[Items from a data source]
**********

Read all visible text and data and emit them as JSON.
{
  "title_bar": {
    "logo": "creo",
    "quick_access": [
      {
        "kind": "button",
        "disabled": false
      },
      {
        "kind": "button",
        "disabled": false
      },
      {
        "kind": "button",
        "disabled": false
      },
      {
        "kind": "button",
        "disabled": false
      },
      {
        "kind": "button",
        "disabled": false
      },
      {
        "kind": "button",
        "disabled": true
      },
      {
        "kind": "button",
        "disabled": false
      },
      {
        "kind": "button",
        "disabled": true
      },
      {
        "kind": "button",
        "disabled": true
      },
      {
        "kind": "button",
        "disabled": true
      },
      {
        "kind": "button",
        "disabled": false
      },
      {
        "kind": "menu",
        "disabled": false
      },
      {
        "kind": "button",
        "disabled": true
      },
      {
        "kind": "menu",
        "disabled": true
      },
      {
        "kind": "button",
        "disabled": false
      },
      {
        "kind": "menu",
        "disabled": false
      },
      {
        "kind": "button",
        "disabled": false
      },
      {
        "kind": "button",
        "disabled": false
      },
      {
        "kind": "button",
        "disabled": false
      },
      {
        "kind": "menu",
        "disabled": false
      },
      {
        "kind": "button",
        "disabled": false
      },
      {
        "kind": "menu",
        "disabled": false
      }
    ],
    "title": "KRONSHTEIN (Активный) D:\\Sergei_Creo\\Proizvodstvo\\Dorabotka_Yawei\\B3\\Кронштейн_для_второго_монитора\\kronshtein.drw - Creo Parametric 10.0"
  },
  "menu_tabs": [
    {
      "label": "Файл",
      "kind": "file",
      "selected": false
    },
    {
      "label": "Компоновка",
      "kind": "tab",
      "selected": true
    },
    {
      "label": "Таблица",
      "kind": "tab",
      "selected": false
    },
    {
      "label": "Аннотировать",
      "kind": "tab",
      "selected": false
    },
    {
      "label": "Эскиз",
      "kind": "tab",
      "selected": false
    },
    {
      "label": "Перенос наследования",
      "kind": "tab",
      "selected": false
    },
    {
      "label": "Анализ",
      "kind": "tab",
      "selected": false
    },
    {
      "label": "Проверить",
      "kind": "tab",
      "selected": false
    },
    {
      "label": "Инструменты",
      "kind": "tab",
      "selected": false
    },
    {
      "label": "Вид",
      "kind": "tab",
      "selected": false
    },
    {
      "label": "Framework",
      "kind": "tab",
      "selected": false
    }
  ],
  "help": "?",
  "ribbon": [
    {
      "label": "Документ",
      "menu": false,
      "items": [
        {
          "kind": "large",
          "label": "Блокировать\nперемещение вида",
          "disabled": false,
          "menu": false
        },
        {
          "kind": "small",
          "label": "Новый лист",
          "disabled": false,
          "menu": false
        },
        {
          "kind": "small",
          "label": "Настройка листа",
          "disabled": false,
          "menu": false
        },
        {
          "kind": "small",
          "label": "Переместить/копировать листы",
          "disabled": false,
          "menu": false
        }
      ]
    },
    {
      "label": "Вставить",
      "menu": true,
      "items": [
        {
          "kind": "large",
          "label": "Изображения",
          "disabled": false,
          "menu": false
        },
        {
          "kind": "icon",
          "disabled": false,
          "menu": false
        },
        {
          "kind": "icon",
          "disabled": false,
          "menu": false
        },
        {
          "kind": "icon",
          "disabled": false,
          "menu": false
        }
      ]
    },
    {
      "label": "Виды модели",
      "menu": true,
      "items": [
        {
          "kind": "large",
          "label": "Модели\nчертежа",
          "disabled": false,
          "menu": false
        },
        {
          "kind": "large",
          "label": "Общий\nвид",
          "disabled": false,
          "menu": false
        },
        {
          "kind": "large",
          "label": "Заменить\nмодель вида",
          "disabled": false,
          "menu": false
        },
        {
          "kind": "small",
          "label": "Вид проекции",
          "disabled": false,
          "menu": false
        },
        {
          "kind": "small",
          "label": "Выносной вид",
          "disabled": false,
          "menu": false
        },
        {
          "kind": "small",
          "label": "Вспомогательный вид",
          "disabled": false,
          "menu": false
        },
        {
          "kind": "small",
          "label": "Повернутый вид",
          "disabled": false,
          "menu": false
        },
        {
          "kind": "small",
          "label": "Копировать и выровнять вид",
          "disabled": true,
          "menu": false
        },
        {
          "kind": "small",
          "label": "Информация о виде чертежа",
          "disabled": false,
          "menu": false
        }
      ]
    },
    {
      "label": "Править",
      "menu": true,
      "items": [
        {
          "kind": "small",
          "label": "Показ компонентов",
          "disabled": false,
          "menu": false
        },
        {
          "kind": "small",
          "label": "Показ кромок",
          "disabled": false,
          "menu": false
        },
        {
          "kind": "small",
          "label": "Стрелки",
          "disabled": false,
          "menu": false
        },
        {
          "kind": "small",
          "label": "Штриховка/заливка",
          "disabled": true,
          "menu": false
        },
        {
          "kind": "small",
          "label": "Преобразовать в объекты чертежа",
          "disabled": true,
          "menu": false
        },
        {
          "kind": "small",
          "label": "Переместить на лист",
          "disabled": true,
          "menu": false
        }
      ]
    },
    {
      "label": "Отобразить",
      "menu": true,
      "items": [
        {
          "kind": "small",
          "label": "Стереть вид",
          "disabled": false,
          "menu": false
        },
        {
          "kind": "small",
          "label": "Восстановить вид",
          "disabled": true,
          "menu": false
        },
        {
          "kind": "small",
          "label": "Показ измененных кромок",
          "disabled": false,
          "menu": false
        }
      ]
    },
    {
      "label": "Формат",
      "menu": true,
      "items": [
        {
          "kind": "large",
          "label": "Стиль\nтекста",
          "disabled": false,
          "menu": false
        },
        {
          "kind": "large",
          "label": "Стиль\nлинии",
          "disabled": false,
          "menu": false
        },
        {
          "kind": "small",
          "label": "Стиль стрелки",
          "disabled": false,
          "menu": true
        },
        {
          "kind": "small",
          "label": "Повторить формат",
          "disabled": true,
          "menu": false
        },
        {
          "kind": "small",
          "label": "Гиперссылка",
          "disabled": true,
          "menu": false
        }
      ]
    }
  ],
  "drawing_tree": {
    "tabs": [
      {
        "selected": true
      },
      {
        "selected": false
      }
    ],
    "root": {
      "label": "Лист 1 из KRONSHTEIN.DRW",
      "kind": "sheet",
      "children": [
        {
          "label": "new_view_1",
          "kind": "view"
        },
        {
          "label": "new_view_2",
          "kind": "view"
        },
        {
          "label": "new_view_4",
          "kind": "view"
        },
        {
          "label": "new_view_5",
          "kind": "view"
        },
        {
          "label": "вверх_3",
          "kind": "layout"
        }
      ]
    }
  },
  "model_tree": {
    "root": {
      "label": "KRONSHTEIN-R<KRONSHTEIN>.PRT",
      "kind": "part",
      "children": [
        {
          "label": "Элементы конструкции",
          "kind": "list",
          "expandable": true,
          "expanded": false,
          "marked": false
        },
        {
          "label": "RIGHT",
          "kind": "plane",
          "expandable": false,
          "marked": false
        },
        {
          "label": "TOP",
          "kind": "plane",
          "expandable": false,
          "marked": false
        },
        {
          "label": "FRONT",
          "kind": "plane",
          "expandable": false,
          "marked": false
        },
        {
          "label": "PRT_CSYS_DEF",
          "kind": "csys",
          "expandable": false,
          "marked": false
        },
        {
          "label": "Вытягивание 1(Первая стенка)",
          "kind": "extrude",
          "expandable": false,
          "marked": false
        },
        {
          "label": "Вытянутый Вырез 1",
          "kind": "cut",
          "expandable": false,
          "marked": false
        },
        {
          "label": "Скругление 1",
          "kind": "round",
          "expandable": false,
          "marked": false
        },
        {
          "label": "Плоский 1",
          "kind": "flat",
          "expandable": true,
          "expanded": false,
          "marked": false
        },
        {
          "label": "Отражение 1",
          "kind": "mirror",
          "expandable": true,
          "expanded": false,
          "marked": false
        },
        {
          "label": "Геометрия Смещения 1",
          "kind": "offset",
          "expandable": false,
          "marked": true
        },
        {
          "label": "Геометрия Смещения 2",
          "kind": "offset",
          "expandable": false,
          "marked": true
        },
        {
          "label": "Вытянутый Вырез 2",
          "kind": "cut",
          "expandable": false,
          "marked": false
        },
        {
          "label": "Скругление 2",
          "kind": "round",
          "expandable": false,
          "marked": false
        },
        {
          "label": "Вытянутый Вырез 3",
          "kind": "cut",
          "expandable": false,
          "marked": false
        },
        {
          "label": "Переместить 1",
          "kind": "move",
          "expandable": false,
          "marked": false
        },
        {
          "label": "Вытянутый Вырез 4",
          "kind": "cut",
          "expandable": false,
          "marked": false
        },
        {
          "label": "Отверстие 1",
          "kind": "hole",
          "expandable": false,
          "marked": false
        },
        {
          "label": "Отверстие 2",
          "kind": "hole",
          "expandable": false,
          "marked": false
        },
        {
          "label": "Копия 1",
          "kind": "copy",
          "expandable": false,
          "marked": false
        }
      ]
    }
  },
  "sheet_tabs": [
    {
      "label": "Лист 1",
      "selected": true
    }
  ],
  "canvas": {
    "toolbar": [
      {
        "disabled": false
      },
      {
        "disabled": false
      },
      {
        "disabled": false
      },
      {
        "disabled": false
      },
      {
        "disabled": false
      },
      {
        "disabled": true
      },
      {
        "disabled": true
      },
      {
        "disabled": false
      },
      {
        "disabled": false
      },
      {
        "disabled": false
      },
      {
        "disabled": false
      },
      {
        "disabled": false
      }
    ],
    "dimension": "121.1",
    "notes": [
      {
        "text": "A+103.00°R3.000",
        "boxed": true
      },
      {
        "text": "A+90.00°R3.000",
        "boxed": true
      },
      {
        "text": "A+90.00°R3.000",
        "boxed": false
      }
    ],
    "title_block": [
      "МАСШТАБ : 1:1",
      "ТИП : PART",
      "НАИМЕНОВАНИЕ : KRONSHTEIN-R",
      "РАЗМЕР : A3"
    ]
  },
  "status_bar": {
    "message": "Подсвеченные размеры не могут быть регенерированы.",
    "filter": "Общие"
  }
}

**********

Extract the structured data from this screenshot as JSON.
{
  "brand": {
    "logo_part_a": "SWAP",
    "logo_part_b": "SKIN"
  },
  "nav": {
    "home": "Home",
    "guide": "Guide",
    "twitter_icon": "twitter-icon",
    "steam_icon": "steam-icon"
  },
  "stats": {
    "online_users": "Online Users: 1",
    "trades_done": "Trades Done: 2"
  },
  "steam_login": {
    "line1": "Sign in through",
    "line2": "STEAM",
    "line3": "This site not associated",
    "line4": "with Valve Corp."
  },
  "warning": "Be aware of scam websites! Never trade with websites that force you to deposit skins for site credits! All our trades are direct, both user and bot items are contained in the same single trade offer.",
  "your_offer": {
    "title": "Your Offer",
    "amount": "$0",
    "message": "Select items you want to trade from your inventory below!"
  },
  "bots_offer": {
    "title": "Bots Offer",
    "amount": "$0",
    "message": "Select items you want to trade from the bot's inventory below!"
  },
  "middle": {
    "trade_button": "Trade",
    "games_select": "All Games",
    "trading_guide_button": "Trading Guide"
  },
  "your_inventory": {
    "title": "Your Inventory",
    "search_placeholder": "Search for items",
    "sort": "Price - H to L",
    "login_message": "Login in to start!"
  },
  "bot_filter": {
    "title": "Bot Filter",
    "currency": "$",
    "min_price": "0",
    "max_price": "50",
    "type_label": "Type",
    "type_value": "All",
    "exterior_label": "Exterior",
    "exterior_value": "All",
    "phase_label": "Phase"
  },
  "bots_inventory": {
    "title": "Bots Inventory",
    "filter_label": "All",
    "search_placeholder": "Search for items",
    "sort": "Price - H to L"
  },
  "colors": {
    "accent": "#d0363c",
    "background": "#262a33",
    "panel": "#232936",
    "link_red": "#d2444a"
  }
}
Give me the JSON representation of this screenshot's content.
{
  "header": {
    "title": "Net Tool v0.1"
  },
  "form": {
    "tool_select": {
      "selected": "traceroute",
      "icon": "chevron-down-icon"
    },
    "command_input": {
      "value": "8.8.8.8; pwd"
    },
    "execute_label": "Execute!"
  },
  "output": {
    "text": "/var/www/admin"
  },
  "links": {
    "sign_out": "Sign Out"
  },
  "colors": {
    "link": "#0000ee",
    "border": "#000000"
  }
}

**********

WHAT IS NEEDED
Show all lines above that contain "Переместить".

SOLUTION FOR THIS TASK
          "label": "Переместить/копировать листы",
          "label": "Переместить на лист",
          "label": "Переместить 1",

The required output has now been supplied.